About this task:
Every single entry needs to appear again exactly as given.

Component data from apps and pages
Start of Block

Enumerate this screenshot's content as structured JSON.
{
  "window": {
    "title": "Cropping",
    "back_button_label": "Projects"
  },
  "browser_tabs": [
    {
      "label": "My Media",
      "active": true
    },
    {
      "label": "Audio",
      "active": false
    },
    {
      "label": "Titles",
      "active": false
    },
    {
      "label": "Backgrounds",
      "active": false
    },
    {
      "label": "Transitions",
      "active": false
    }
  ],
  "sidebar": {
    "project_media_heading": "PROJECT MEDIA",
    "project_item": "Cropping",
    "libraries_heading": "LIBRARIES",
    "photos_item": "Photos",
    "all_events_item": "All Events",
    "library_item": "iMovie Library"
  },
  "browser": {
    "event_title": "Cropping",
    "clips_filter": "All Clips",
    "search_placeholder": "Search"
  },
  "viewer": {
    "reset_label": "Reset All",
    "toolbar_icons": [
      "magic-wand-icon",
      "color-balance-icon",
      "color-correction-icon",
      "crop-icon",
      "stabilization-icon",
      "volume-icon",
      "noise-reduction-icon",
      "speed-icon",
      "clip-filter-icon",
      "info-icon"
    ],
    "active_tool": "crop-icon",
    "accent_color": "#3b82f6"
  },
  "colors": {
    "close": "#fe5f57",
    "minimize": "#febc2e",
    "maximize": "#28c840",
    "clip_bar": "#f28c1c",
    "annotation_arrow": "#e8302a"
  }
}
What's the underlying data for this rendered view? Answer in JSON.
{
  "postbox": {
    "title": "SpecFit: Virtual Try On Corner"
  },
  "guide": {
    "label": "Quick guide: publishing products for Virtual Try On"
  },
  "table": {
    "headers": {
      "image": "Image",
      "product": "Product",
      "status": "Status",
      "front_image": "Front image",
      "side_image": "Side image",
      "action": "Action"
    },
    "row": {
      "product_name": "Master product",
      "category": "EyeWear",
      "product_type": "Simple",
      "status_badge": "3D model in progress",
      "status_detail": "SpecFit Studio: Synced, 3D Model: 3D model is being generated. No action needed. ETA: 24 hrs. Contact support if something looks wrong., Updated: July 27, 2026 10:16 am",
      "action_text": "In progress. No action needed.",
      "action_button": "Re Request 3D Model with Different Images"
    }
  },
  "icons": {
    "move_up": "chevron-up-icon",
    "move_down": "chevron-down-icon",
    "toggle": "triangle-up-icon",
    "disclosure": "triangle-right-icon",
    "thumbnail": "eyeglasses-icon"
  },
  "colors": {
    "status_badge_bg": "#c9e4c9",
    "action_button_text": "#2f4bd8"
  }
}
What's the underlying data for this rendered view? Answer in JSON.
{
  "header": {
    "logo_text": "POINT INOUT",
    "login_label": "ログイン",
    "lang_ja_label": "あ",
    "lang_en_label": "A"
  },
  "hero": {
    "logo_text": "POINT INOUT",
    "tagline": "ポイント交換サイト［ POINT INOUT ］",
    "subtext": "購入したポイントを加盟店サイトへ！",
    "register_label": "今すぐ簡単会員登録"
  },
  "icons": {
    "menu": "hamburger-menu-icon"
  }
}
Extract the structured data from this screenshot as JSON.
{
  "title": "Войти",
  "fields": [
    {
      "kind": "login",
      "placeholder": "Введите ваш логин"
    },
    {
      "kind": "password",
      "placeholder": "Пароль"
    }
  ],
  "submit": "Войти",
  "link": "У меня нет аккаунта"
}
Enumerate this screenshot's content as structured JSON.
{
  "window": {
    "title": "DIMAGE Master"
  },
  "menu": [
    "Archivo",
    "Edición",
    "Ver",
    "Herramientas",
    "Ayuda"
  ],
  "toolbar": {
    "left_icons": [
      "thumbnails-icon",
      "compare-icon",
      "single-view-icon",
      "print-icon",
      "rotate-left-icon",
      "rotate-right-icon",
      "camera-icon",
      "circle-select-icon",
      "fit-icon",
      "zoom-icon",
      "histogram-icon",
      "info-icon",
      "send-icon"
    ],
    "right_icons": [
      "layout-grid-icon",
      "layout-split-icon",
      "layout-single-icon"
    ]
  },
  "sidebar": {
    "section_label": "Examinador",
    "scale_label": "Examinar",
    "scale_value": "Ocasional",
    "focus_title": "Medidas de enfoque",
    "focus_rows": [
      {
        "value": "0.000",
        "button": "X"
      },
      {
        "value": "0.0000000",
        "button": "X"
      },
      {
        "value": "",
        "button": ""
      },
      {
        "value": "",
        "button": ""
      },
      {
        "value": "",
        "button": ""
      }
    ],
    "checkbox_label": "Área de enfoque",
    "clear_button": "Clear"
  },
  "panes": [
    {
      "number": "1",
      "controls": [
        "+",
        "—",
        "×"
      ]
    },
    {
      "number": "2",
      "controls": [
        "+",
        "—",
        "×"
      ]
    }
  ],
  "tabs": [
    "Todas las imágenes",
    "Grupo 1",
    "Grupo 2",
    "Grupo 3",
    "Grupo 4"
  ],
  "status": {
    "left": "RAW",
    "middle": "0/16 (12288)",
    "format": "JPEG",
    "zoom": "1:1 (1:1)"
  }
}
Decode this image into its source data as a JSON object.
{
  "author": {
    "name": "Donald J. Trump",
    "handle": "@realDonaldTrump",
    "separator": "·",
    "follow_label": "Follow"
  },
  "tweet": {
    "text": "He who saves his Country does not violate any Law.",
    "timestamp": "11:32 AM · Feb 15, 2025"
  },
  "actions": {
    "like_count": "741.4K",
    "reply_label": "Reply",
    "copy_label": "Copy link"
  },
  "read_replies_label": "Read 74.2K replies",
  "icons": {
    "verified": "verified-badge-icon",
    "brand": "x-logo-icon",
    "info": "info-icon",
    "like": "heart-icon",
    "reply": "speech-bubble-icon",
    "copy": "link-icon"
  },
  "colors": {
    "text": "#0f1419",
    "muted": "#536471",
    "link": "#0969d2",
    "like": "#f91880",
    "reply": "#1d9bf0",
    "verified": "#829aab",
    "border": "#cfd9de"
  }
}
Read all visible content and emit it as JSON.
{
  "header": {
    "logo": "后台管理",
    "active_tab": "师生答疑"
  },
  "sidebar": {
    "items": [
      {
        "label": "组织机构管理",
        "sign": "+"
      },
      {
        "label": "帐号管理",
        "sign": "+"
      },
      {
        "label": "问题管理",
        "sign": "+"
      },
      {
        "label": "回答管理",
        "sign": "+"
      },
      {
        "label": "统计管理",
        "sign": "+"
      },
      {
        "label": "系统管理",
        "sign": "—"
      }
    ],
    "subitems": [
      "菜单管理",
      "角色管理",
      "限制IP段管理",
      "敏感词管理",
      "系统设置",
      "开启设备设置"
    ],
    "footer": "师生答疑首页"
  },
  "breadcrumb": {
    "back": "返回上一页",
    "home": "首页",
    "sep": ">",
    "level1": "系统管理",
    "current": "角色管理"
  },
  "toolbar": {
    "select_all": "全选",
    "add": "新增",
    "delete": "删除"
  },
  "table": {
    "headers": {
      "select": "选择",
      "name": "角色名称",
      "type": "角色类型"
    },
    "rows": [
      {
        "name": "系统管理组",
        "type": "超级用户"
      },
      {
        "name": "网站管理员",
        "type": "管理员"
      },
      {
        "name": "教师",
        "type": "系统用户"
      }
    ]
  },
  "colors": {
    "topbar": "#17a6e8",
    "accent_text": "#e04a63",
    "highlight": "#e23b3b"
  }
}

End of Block

Completed exercise:
Enumerate this screenshot's content as structured JSON.
{
  "window": {
    "title": "Cropping",
    "back_button_label": "Projects"
  },
  "browser_tabs": [
    {
      "label": "My Media",
      "active": true
    },
    {
      "label": "Audio",
      "active": false
    },
    {
      "label": "Titles",
      "active": false
    },
    {
      "label": "Backgrounds",
      "active": false
    },
    {
      "label": "Transitions",
      "active": false
    }
  ],
  "sidebar": {
    "project_media_heading": "PROJECT MEDIA",
    "project_item": "Cropping",
    "libraries_heading": "LIBRARIES",
    "photos_item": "Photos",
    "all_events_item": "All Events",
    "library_item": "iMovie Library"
  },
  "browser": {
    "event_title": "Cropping",
    "clips_filter": "All Clips",
    "search_placeholder": "Search"
  },
  "viewer": {
    "reset_label": "Reset All",
    "toolbar_icons": [
      "magic-wand-icon",
      "color-balance-icon",
      "color-correction-icon",
      "crop-icon",
      "stabilization-icon",
      "volume-icon",
      "noise-reduction-icon",
      "speed-icon",
      "clip-filter-icon",
      "info-icon"
    ],
    "active_tool": "crop-icon",
    "accent_color": "#3b82f6"
  },
  "colors": {
    "close": "#fe5f57",
    "minimize": "#febc2e",
    "maximize": "#28c840",
    "clip_bar": "#f28c1c",
    "annotation_arrow": "#e8302a"
  }
}
What's the underlying data for this rendered view? Answer in JSON.
{
  "postbox": {
    "title": "SpecFit: Virtual Try On Corner"
  },
  "guide": {
    "label": "Quick guide: publishing products for Virtual Try On"
  },
  "table": {
    "headers": {
      "image": "Image",
      "product": "Product",
      "status": "Status",
      "front_image": "Front image",
      "side_image": "Side image",
      "action": "Action"
    },
    "row": {
      "product_name": "Master product",
      "category": "EyeWear",
      "product_type": "Simple",
      "status_badge": "3D model in progress",
      "status_detail": "SpecFit Studio: Synced, 3D Model: 3D model is being generated. No action needed. ETA: 24 hrs. Contact support if something looks wrong., Updated: July 27, 2026 10:16 am",
      "action_text": "In progress. No action needed.",
      "action_button": "Re Request 3D Model with Different Images"
    }
  },
  "icons": {
    "move_up": "chevron-up-icon",
    "move_down": "chevron-down-icon",
    "toggle": "triangle-up-icon",
    "disclosure": "triangle-right-icon",
    "thumbnail": "eyeglasses-icon"
  },
  "colors": {
    "status_badge_bg": "#c9e4c9",
    "action_button_text": "#2f4bd8"
  }
}
What's the underlying data for this rendered view? Answer in JSON.
{
  "header": {
    "logo_text": "POINT INOUT",
    "login_label": "ログイン",
    "lang_ja_label": "あ",
    "lang_en_label": "A"
  },
  "hero": {
    "logo_text": "POINT INOUT",
    "tagline": "ポイント交換サイト［ POINT INOUT ］",
    "subtext": "購入したポイントを加盟店サイトへ！",
    "register_label": "今すぐ簡単会員登録"
  },
  "icons": {
    "menu": "hamburger-menu-icon"
  }
}
Extract the structured data from this screenshot as JSON.
{
  "title": "Войти",
  "fields": [
    {
      "kind": "login",
      "placeholder": "Введите ваш логин"
    },
    {
      "kind": "password",
      "placeholder": "Пароль"
    }
  ],
  "submit": "Войти",
  "link": "У меня нет аккаунта"
}
Enumerate this screenshot's content as structured JSON.
{
  "window": {
    "title": "DIMAGE Master"
  },
  "menu": [
    "Archivo",
    "Edición",
    "Ver",
    "Herramientas",
    "Ayuda"
  ],
  "toolbar": {
    "left_icons": [
      "thumbnails-icon",
      "compare-icon",
      "single-view-icon",
      "print-icon",
      "rotate-left-icon",
      "rotate-right-icon",
      "camera-icon",
      "circle-select-icon",
      "fit-icon",
      "zoom-icon",
      "histogram-icon",
      "info-icon",
      "send-icon"
    ],
    "right_icons": [
      "layout-grid-icon",
      "layout-split-icon",
      "layout-single-icon"
    ]
  },
  "sidebar": {
    "section_label": "Examinador",
    "scale_label": "Examinar",
    "scale_value": "Ocasional",
    "focus_title": "Medidas de enfoque",
    "focus_rows": [
      {
        "value": "0.000",
        "button": "X"
      },
      {
        "value": "0.0000000",
        "button": "X"
      },
      {
        "value": "",
        "button": ""
      },
      {
        "value": "",
        "button": ""
      },
      {
        "value": "",
        "button": ""
      }
    ],
    "checkbox_label": "Área de enfoque",
    "clear_button": "Clear"
  },
  "panes": [
    {
      "number": "1",
      "controls": [
        "+",
        "—",
        "×"
      ]
    },
    {
      "number": "2",
      "controls": [
        "+",
        "—",
        "×"
      ]
    }
  ],
  "tabs": [
    "Todas las imágenes",
    "Grupo 1",
    "Grupo 2",
    "Grupo 3",
    "Grupo 4"
  ],
  "status": {
    "left": "RAW",
    "middle": "0/16 (12288)",
    "format": "JPEG",
    "zoom": "1:1 (1:1)"
  }
}
Decode this image into its source data as a JSON object.
{
  "author": {
    "name": "Donald J. Trump",
    "handle": "@realDonaldTrump",
    "separator": "·",
    "follow_label": "Follow"
  },
  "tweet": {
    "text": "He who saves his Country does not violate any Law.",
    "timestamp": "11:32 AM · Feb 15, 2025"
  },
  "actions": {
    "like_count": "741.4K",
    "reply_label": "Reply",
    "copy_label": "Copy link"
  },
  "read_replies_label": "Read 74.2K replies",
  "icons": {
    "verified": "verified-badge-icon",
    "brand": "x-logo-icon",
    "info": "info-icon",
    "like": "heart-icon",
    "reply": "speech-bubble-icon",
    "copy": "link-icon"
  },
  "colors": {
    "text": "#0f1419",
    "muted": "#536471",
    "link": "#0969d2",
    "like": "#f91880",
    "reply": "#1d9bf0",
    "verified": "#829aab",
    "border": "#cfd9de"
  }
}
Read all visible content and emit it as JSON.
{
  "header": {
    "logo": "后台管理",
    "active_tab": "师生答疑"
  },
  "sidebar": {
    "items": [
      {
        "label": "组织机构管理",
        "sign": "+"
      },
      {
        "label": "帐号管理",
        "sign": "+"
      },
      {
        "label": "问题管理",
        "sign": "+"
      },
      {
        "label": "回答管理",
        "sign": "+"
      },
      {
        "label": "统计管理",
        "sign": "+"
      },
      {
        "label": "系统管理",
        "sign": "—"
      }
    ],
    "subitems": [
      "菜单管理",
      "角色管理",
      "限制IP段管理",
      "敏感词管理",
      "系统设置",
      "开启设备设置"
    ],
    "footer": "师生答疑首页"
  },
  "breadcrumb": {
    "back": "返回上一页",
    "home": "首页",
    "sep": ">",
    "level1": "系统管理",
    "current": "角色管理"
  },
  "toolbar": {
    "select_all": "全选",
    "add": "新增",
    "delete": "删除"
  },
  "table": {
    "headers": {
      "select": "选择",
      "name": "角色名称",
      "type": "角色类型"
    },
    "rows": [
      {
        "name": "系统管理组",
        "type": "超级用户"
      },
      {
        "name": "网站管理员",
        "type": "管理员"
      },
      {
        "name": "教师",
        "type": "系统用户"
      }
    ]
  },
  "colors": {
    "topbar": "#17a6e8",
    "accent_text": "#e04a63",
    "highlight": "#e23b3b"
  }
}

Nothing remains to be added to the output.